> [YOUR INSTRUCTIONS]:
Would you please write out every record exactly?
---------- RECORD EXCERPTS ----------
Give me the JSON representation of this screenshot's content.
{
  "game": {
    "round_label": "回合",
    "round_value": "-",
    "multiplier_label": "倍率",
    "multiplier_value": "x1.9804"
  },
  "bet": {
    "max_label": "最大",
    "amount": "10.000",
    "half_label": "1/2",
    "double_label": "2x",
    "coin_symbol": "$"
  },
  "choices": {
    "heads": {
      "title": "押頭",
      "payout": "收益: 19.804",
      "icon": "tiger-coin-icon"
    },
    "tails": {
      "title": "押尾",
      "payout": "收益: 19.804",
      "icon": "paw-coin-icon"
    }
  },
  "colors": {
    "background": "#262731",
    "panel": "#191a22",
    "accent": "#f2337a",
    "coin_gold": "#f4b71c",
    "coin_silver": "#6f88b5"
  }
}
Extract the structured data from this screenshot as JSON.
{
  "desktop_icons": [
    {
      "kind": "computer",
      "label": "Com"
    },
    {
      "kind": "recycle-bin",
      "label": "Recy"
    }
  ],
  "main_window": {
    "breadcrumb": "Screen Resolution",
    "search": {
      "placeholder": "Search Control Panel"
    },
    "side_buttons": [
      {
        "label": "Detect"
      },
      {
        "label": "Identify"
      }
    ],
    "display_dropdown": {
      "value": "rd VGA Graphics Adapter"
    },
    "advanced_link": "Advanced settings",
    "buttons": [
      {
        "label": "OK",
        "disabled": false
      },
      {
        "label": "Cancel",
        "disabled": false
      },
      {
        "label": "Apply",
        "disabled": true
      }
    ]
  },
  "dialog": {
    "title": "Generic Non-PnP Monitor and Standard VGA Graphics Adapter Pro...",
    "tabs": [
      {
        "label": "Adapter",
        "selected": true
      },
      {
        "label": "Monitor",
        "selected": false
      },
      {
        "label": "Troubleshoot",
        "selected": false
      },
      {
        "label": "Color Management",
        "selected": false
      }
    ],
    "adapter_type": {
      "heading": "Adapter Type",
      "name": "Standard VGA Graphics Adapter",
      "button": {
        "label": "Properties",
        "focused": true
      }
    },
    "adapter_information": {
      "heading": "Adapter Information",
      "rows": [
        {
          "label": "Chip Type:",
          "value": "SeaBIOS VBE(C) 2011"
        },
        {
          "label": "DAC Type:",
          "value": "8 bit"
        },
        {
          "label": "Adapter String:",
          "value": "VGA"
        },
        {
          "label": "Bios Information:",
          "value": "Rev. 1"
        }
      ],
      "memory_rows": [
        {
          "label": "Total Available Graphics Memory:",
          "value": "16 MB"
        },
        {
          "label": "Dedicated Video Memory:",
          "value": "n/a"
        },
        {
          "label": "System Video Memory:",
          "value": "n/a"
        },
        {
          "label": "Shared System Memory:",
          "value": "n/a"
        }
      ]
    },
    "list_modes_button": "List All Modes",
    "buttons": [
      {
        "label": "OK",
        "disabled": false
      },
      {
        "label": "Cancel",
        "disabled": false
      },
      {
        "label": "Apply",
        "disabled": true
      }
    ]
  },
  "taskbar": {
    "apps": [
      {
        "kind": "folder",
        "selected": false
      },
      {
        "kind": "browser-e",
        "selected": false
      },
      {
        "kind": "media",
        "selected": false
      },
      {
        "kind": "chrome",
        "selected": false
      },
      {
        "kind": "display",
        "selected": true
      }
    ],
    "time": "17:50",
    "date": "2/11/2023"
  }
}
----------
> [TASK SOLUTION]:
Give me the JSON representation of this screenshot's content.
{
  "game": {
    "round_label": "回合",
    "round_value": "-",
    "multiplier_label": "倍率",
    "multiplier_value": "x1.9804"
  },
  "bet": {
    "max_label": "最大",
    "amount": "10.000",
    "half_label": "1/2",
    "double_label": "2x",
    "coin_symbol": "$"
  },
  "choices": {
    "heads": {
      "title": "押頭",
      "payout": "收益: 19.804",
      "icon": "tiger-coin-icon"
    },
    "tails": {
      "title": "押尾",
      "payout": "收益: 19.804",
      "icon": "paw-coin-icon"
    }
  },
  "colors": {
    "background": "#262731",
    "panel": "#191a22",
    "accent": "#f2337a",
    "coin_gold": "#f4b71c",
    "coin_silver": "#6f88b5"
  }
}
Extract the structured data from this screenshot as JSON.
{
  "desktop_icons": [
    {
      "kind": "computer",
      "label": "Com"
    },
    {
      "kind": "recycle-bin",
      "label": "Recy"
    }
  ],
  "main_window": {
    "breadcrumb": "Screen Resolution",
    "search": {
      "placeholder": "Search Control Panel"
    },
    "side_buttons": [
      {
        "label": "Detect"
      },
      {
        "label": "Identify"
      }
    ],
    "display_dropdown": {
      "value": "rd VGA Graphics Adapter"
    },
    "advanced_link": "Advanced settings",
    "buttons": [
      {
        "label": "OK",
        "disabled": false
      },
      {
        "label": "Cancel",
        "disabled": false
      },
      {
        "label": "Apply",
        "disabled": true
      }
    ]
  },
  "dialog": {
    "title": "Generic Non-PnP Monitor and Standard VGA Graphics Adapter Pro...",
    "tabs": [
      {
        "label": "Adapter",
        "selected": true
      },
      {
        "label": "Monitor",
        "selected": false
      },
      {
        "label": "Troubleshoot",
        "selected": false
      },
      {
        "label": "Color Management",
        "selected": false
      }
    ],
    "adapter_type": {
      "heading": "Adapter Type",
      "name": "Standard VGA Graphics Adapter",
      "button": {
        "label": "Properties",
        "focused": true
      }
    },
    "adapter_information": {
      "heading": "Adapter Information",
      "rows": [
        {
          "label": "Chip Type:",
          "value": "SeaBIOS VBE(C) 2011"
        },
        {
          "label": "DAC Type:",
          "value": "8 bit"
        },
        {
          "label": "Adapter String:",
          "value": "VGA"
        },
        {
          "label": "Bios Information:",
          "value": "Rev. 1"
        }
      ],
      "memory_rows": [
        {
          "label": "Total Available Graphics Memory:",
          "value": "16 MB"
        },
        {
          "label": "Dedicated Video Memory:",
          "value": "n/a"
        },
        {
          "label": "System Video Memory:",
          "value": "n/a"
        },
        {
          "label": "Shared System Memory:",
          "value": "n/a"
        }
      ]
    },
    "list_modes_button": "List All Modes",
    "buttons": [
      {
        "label": "OK",
        "disabled": false
      },
      {
        "label": "Cancel",
        "disabled": false
      },
      {
        "label": "Apply",
        "disabled": true
      }
    ]
  },
  "taskbar": {
    "apps": [
      {
        "kind": "folder",
        "selected": false
      },
      {
        "kind": "browser-e",
        "selected": false
      },
      {
        "kind": "media",
        "selected": false
      },
      {
        "kind": "chrome",
        "selected": false
      },
      {
        "kind": "display",
        "selected": true
      }
    ],
    "time": "17:50",
    "date": "2/11/2023"
  }
}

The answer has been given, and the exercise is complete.